Sinatra left Capitol in 1960 to start his own record label, Reprise Records, and released a string of successful albums. In 1965, he recorded the retrospective album, September of My Years and starred in the Emmy-winning television special Frank Sinatra: A Man and His Music. After releasing Sinatra at the Sands, recorded at the Sands Hotel and Casino in Vegas with frequent collaborator Count Basie in early 1966, the following year he recorded one of his most famous collaborations with Tom Jobim, the album Francis Albert Sinatra & Antonio Carlos Jobim. It was followed by 1968’s Francis A. & Edward K. with Duke Ellington. Sinatra retired for the first time in 1971, but came out of retirement two years later. He recorded several albums and resumed performing at Caesars Palace, and released “New York, New York” in 1980. Using his Las Vegas shows as a home base, he toured both within the United States and internationally until shortly before his death in 1998.

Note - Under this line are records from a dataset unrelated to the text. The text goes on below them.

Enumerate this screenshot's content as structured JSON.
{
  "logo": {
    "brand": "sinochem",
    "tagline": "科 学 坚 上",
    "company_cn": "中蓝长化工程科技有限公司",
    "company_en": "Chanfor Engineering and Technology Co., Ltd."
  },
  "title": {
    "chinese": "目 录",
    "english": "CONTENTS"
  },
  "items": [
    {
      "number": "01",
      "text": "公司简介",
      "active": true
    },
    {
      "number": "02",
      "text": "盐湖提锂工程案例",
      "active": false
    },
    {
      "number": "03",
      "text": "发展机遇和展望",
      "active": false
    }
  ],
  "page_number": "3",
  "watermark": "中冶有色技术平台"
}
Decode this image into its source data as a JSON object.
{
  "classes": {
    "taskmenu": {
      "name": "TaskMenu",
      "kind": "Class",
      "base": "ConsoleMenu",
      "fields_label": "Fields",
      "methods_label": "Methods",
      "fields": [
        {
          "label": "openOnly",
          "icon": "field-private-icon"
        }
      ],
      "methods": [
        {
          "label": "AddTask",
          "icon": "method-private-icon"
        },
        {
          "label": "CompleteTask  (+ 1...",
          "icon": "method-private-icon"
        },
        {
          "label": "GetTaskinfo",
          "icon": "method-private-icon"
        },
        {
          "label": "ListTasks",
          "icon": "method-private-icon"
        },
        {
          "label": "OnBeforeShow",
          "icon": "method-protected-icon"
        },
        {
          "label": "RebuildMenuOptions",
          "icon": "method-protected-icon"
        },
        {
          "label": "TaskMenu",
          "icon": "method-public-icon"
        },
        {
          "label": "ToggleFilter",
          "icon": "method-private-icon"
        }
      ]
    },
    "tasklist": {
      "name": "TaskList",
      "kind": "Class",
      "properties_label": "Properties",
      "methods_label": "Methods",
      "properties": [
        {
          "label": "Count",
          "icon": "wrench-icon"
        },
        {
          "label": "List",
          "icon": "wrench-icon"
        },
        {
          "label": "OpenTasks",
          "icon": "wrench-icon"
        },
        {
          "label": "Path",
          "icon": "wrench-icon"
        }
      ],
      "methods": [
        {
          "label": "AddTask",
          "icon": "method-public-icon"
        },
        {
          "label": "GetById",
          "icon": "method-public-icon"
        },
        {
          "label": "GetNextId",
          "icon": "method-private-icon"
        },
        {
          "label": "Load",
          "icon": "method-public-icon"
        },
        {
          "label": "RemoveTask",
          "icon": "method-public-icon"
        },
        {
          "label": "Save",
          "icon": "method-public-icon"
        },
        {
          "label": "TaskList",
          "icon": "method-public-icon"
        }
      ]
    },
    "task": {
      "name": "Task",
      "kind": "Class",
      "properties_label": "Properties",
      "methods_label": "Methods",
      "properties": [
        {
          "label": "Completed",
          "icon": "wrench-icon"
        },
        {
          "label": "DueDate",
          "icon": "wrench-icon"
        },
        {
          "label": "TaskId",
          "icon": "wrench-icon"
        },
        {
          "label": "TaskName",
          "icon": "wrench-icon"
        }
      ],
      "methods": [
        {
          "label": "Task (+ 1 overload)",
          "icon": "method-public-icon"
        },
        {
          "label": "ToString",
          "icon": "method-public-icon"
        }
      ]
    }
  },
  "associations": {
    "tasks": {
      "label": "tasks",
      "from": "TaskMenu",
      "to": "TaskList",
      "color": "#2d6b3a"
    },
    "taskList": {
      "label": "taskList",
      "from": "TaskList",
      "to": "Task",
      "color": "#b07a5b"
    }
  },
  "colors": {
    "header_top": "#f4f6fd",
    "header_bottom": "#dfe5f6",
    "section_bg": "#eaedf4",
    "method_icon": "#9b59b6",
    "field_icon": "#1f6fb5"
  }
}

Sinatra forged a highly successful career as a film actor. After winning an Academy Award for From Here to Eternity, he starred in The Man with the Golden Arm (1955), and received critical acclaim for his performance in The Manchurian Candidate (1962). He appeared in various musicals such as On the Town (1949), Guys and Dolls (1955), High Society (1956), and Pal Joey (1957), winning another Golden Globe for the latter. Toward the end of his career, he frequently played detectives, including the title character in Tony Rome (1967). Sinatra would later receive the Golden Globe Cecil B. DeMille Award in 1971. On television, The Frank Sinatra Show began on ABC in 1950, and he continued to make appearances on television throughout the 1950s and 1960s. Sinatra was also heavily involved with politics from the mid-1940s, and actively campaigned for presidents such as Franklin Delano Roosevelt, Harry S. Truman, John F. Kennedy and Ronald Reagan. Sinatra was investigated by the FBI for his alleged relationship with the Mafia.
While Sinatra never learned how to read music, he worked very hard from a young age to improve his abilities in all aspects of music. A perfectionist, renowned for his dress sense and performing presence, he always insisted on recording live with his band. His bright blue eyes earned him the popular nickname “Ol’ Blue Eyes”. Sinatra led a colorful personal life, and was often involved in turbulent affairs with women, such as with his second wife Ava Gardner. He later married Mia Farrow in 1966 and Barbara Marx in 1976. Sinatra had several violent confrontations, usually with journalists he felt had crossed him, or work bosses with whom he had disagreements. He was honored at the Kennedy Center Honors in 1983, was awarded the Presidential Medal of Freedom by Ronald Reagan in 1985, and the Congressional Gold Medal in 1997. Sinatra was also the recipient of eleven Grammy Awards, including the Grammy Trustees Award, Grammy Legend Award and the Grammy Lifetime Achievement Award. He was collectively included in Time magazine’s compilation of the 20th century’s 100 most influential people. After Sinatra’s death, American music critic Robert Christgau called him “the greatest singer of the 20th century”, and he continues to be seen as an iconic figure.